■ DATASET EXTRACT ■
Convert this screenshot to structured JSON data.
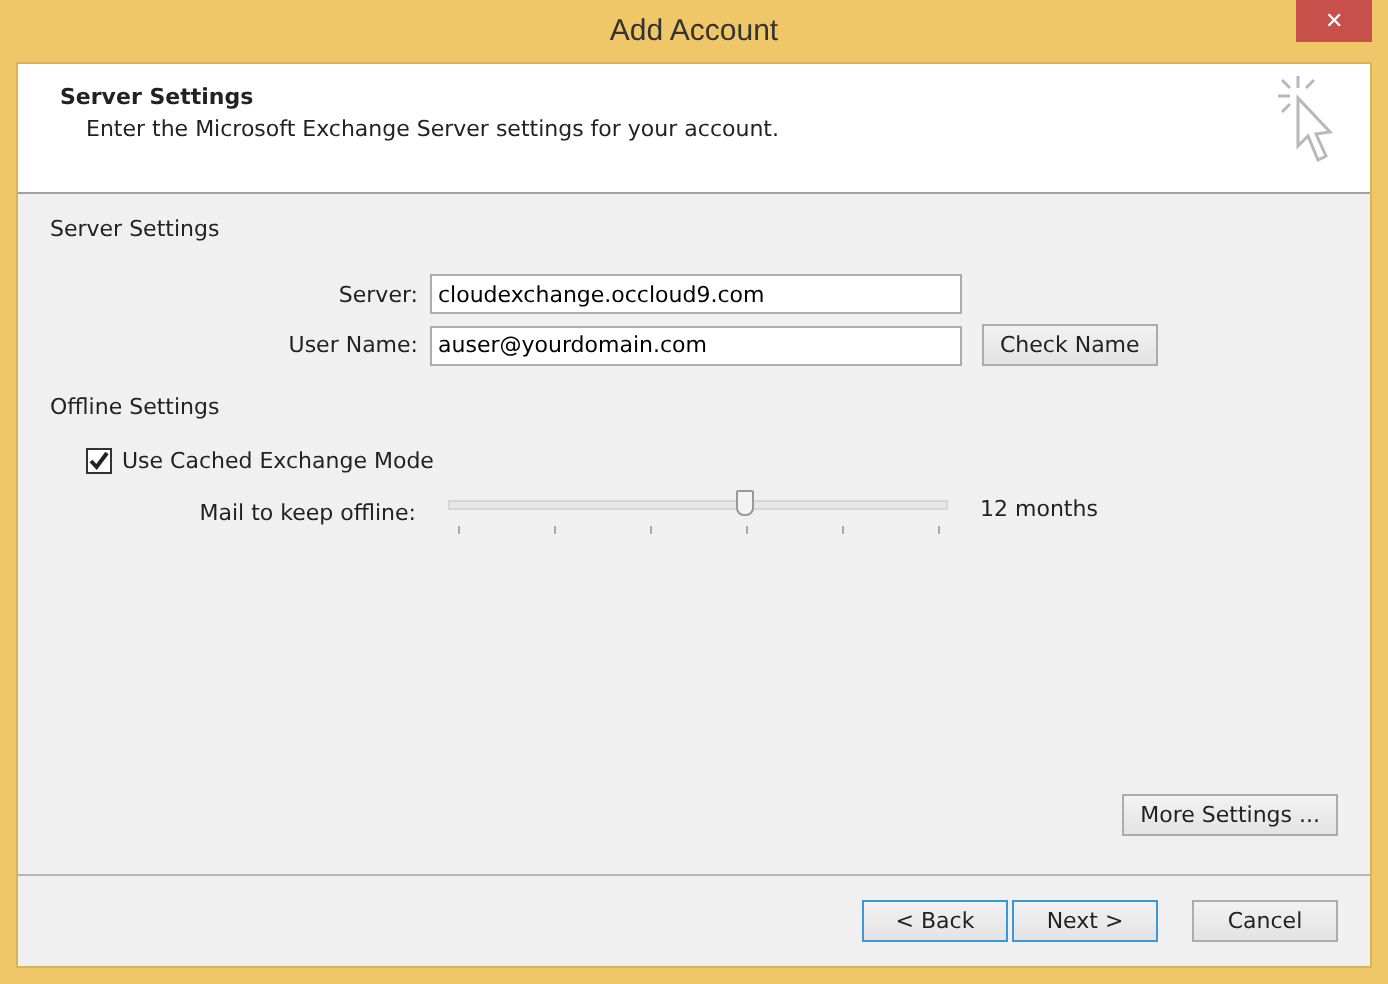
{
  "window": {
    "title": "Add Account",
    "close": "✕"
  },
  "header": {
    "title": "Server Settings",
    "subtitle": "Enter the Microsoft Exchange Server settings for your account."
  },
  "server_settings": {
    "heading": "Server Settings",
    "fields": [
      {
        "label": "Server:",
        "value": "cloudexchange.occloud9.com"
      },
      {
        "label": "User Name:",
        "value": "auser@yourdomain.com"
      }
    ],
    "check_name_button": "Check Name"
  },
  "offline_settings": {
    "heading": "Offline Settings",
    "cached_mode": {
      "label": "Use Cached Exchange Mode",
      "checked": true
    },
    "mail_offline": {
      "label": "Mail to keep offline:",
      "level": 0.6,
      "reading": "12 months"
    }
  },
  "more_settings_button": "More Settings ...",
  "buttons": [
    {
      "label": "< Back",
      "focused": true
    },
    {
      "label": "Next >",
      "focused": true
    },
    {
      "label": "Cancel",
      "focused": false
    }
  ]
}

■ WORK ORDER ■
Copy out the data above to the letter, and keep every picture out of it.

■ EXPECTED OUTPUT ■
Convert this screenshot to structured JSON data.
{
  "window": {
    "title": "Add Account",
    "close": "✕"
  },
  "header": {
    "title": "Server Settings",
    "subtitle": "Enter the Microsoft Exchange Server settings for your account."
  },
  "server_settings": {
    "heading": "Server Settings",
    "fields": [
      {
        "label": "Server:",
        "value": "cloudexchange.occloud9.com"
      },
      {
        "label": "User Name:",
        "value": "auser@yourdomain.com"
      }
    ],
    "check_name_button": "Check Name"
  },
  "offline_settings": {
    "heading": "Offline Settings",
    "cached_mode": {
      "label": "Use Cached Exchange Mode",
      "checked": true
    },
    "mail_offline": {
      "label": "Mail to keep offline:",
      "level": 0.6,
      "reading": "12 months"
    }
  },
  "more_settings_button": "More Settings ...",
  "buttons": [
    {
      "label": "< Back",
      "focused": true
    },
    {
      "label": "Next >",
      "focused": true
    },
    {
      "label": "Cancel",
      "focused": false
    }
  ]
}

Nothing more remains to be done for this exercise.